RECORDS SHOWN:
┌──

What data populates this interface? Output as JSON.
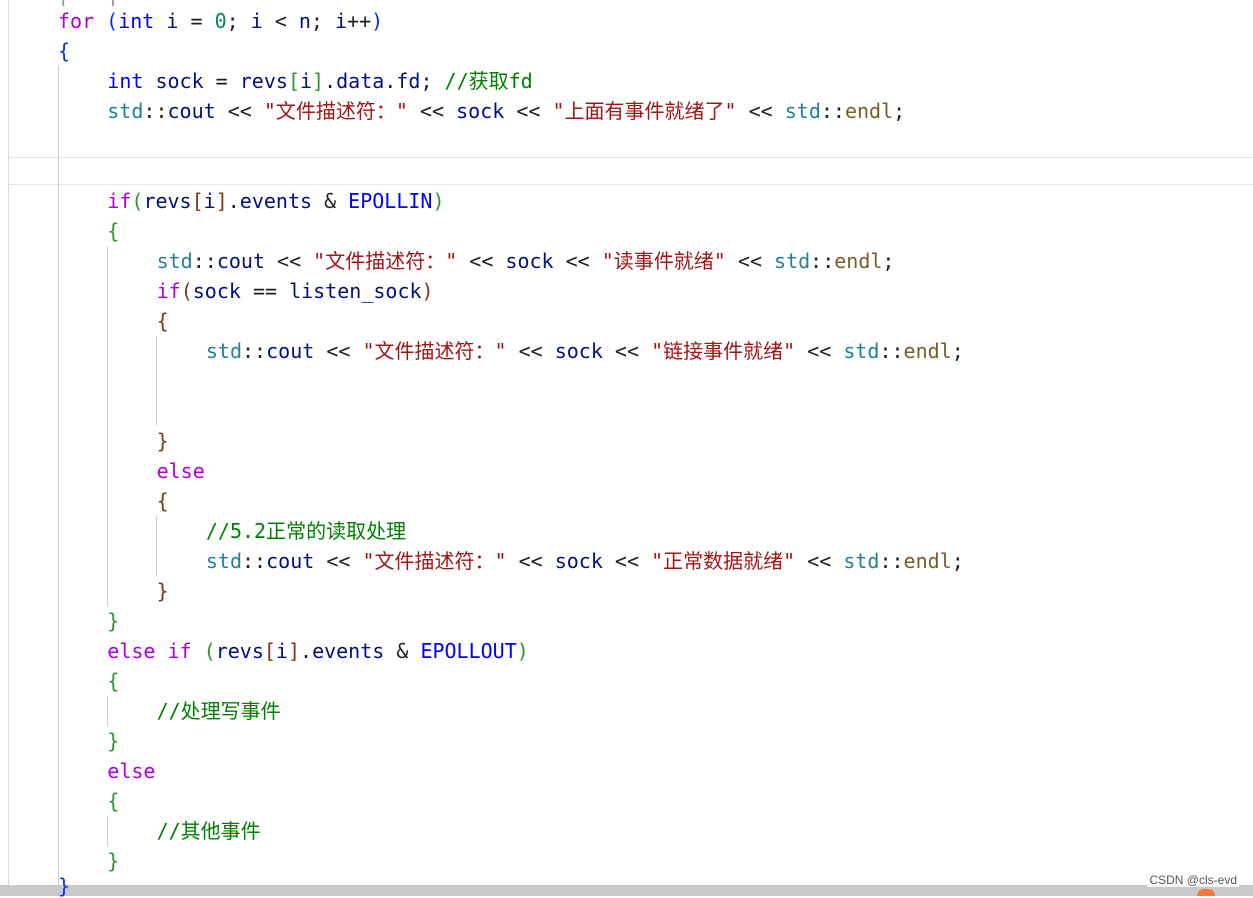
{
  "editor": {
    "top_partial": "( , )",
    "code_lines": [
      {
        "indent": 1,
        "tokens": [
          [
            "kw",
            "for"
          ],
          [
            "p",
            " "
          ],
          [
            "b1",
            "("
          ],
          [
            "ty",
            "int"
          ],
          [
            "p",
            " "
          ],
          [
            "var",
            "i"
          ],
          [
            "p",
            " = "
          ],
          [
            "num",
            "0"
          ],
          [
            "p",
            "; "
          ],
          [
            "var",
            "i"
          ],
          [
            "p",
            " < "
          ],
          [
            "var",
            "n"
          ],
          [
            "p",
            "; "
          ],
          [
            "var",
            "i"
          ],
          [
            "p",
            "++"
          ],
          [
            "b1",
            ")"
          ]
        ]
      },
      {
        "indent": 1,
        "tokens": [
          [
            "b1",
            "{"
          ]
        ]
      },
      {
        "indent": 2,
        "tokens": [
          [
            "ty",
            "int"
          ],
          [
            "p",
            " "
          ],
          [
            "var",
            "sock"
          ],
          [
            "p",
            " = "
          ],
          [
            "var",
            "revs"
          ],
          [
            "b2",
            "["
          ],
          [
            "var",
            "i"
          ],
          [
            "b2",
            "]"
          ],
          [
            "p",
            "."
          ],
          [
            "var",
            "data"
          ],
          [
            "p",
            "."
          ],
          [
            "var",
            "fd"
          ],
          [
            "p",
            "; "
          ],
          [
            "cmt",
            "//获取fd"
          ]
        ]
      },
      {
        "indent": 2,
        "tokens": [
          [
            "ns",
            "std"
          ],
          [
            "p",
            "::"
          ],
          [
            "var",
            "cout"
          ],
          [
            "p",
            " << "
          ],
          [
            "str",
            "\"文件描述符：\""
          ],
          [
            "p",
            " << "
          ],
          [
            "var",
            "sock"
          ],
          [
            "p",
            " << "
          ],
          [
            "str",
            "\"上面有事件就绪了\""
          ],
          [
            "p",
            " << "
          ],
          [
            "ns",
            "std"
          ],
          [
            "p",
            "::"
          ],
          [
            "fn",
            "endl"
          ],
          [
            "p",
            ";"
          ]
        ]
      },
      {
        "indent": 0,
        "tokens": []
      },
      {
        "indent": 0,
        "tokens": []
      },
      {
        "indent": 2,
        "tokens": [
          [
            "kw",
            "if"
          ],
          [
            "b2",
            "("
          ],
          [
            "var",
            "revs"
          ],
          [
            "b3",
            "["
          ],
          [
            "var",
            "i"
          ],
          [
            "b3",
            "]"
          ],
          [
            "p",
            "."
          ],
          [
            "var",
            "events"
          ],
          [
            "p",
            " & "
          ],
          [
            "con",
            "EPOLLIN"
          ],
          [
            "b2",
            ")"
          ]
        ]
      },
      {
        "indent": 2,
        "tokens": [
          [
            "b2",
            "{"
          ]
        ]
      },
      {
        "indent": 3,
        "tokens": [
          [
            "ns",
            "std"
          ],
          [
            "p",
            "::"
          ],
          [
            "var",
            "cout"
          ],
          [
            "p",
            " << "
          ],
          [
            "str",
            "\"文件描述符：\""
          ],
          [
            "p",
            " << "
          ],
          [
            "var",
            "sock"
          ],
          [
            "p",
            " << "
          ],
          [
            "str",
            "\"读事件就绪\""
          ],
          [
            "p",
            " << "
          ],
          [
            "ns",
            "std"
          ],
          [
            "p",
            "::"
          ],
          [
            "fn",
            "endl"
          ],
          [
            "p",
            ";"
          ]
        ]
      },
      {
        "indent": 3,
        "tokens": [
          [
            "kw",
            "if"
          ],
          [
            "b3",
            "("
          ],
          [
            "var",
            "sock"
          ],
          [
            "p",
            " == "
          ],
          [
            "var",
            "listen_sock"
          ],
          [
            "b3",
            ")"
          ]
        ]
      },
      {
        "indent": 3,
        "tokens": [
          [
            "b3",
            "{"
          ]
        ]
      },
      {
        "indent": 4,
        "tokens": [
          [
            "ns",
            "std"
          ],
          [
            "p",
            "::"
          ],
          [
            "var",
            "cout"
          ],
          [
            "p",
            " << "
          ],
          [
            "str",
            "\"文件描述符：\""
          ],
          [
            "p",
            " << "
          ],
          [
            "var",
            "sock"
          ],
          [
            "p",
            " << "
          ],
          [
            "str",
            "\"链接事件就绪\""
          ],
          [
            "p",
            " << "
          ],
          [
            "ns",
            "std"
          ],
          [
            "p",
            "::"
          ],
          [
            "fn",
            "endl"
          ],
          [
            "p",
            ";"
          ]
        ]
      },
      {
        "indent": 0,
        "tokens": []
      },
      {
        "indent": 0,
        "tokens": []
      },
      {
        "indent": 3,
        "tokens": [
          [
            "b3",
            "}"
          ]
        ]
      },
      {
        "indent": 3,
        "tokens": [
          [
            "kw",
            "else"
          ]
        ]
      },
      {
        "indent": 3,
        "tokens": [
          [
            "b3",
            "{"
          ]
        ]
      },
      {
        "indent": 4,
        "tokens": [
          [
            "cmt",
            "//5.2正常的读取处理"
          ]
        ]
      },
      {
        "indent": 4,
        "tokens": [
          [
            "ns",
            "std"
          ],
          [
            "p",
            "::"
          ],
          [
            "var",
            "cout"
          ],
          [
            "p",
            " << "
          ],
          [
            "str",
            "\"文件描述符：\""
          ],
          [
            "p",
            " << "
          ],
          [
            "var",
            "sock"
          ],
          [
            "p",
            " << "
          ],
          [
            "str",
            "\"正常数据就绪\""
          ],
          [
            "p",
            " << "
          ],
          [
            "ns",
            "std"
          ],
          [
            "p",
            "::"
          ],
          [
            "fn",
            "endl"
          ],
          [
            "p",
            ";"
          ]
        ]
      },
      {
        "indent": 3,
        "tokens": [
          [
            "b3",
            "}"
          ]
        ]
      },
      {
        "indent": 2,
        "tokens": [
          [
            "b2",
            "}"
          ]
        ]
      },
      {
        "indent": 2,
        "tokens": [
          [
            "kw",
            "else"
          ],
          [
            "p",
            " "
          ],
          [
            "kw",
            "if"
          ],
          [
            "p",
            " "
          ],
          [
            "b2",
            "("
          ],
          [
            "var",
            "revs"
          ],
          [
            "b3",
            "["
          ],
          [
            "var",
            "i"
          ],
          [
            "b3",
            "]"
          ],
          [
            "p",
            "."
          ],
          [
            "var",
            "events"
          ],
          [
            "p",
            " & "
          ],
          [
            "con",
            "EPOLLOUT"
          ],
          [
            "b2",
            ")"
          ]
        ]
      },
      {
        "indent": 2,
        "tokens": [
          [
            "b2",
            "{"
          ]
        ]
      },
      {
        "indent": 3,
        "tokens": [
          [
            "cmt",
            "//处理写事件"
          ]
        ]
      },
      {
        "indent": 2,
        "tokens": [
          [
            "b2",
            "}"
          ]
        ]
      },
      {
        "indent": 2,
        "tokens": [
          [
            "kw",
            "else"
          ]
        ]
      },
      {
        "indent": 2,
        "tokens": [
          [
            "b2",
            "{"
          ]
        ]
      },
      {
        "indent": 3,
        "tokens": [
          [
            "cmt",
            "//其他事件"
          ]
        ]
      },
      {
        "indent": 2,
        "tokens": [
          [
            "b2",
            "}"
          ]
        ]
      }
    ],
    "closing_brace": "}"
  },
  "watermark": "CSDN @cls-evd",
  "colors": {
    "keyword": "#af00db",
    "type": "#0000ff",
    "namespace": "#267f99",
    "function": "#795e26",
    "variable": "#001080",
    "string": "#a31515",
    "comment": "#008000",
    "number": "#098658",
    "bracket_level1": "#0431fa",
    "bracket_level2": "#319331",
    "bracket_level3": "#7b3814"
  }
}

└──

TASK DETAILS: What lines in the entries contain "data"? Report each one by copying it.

ANSWER BELOW:
What data populates this interface? Output as JSON.
            "data"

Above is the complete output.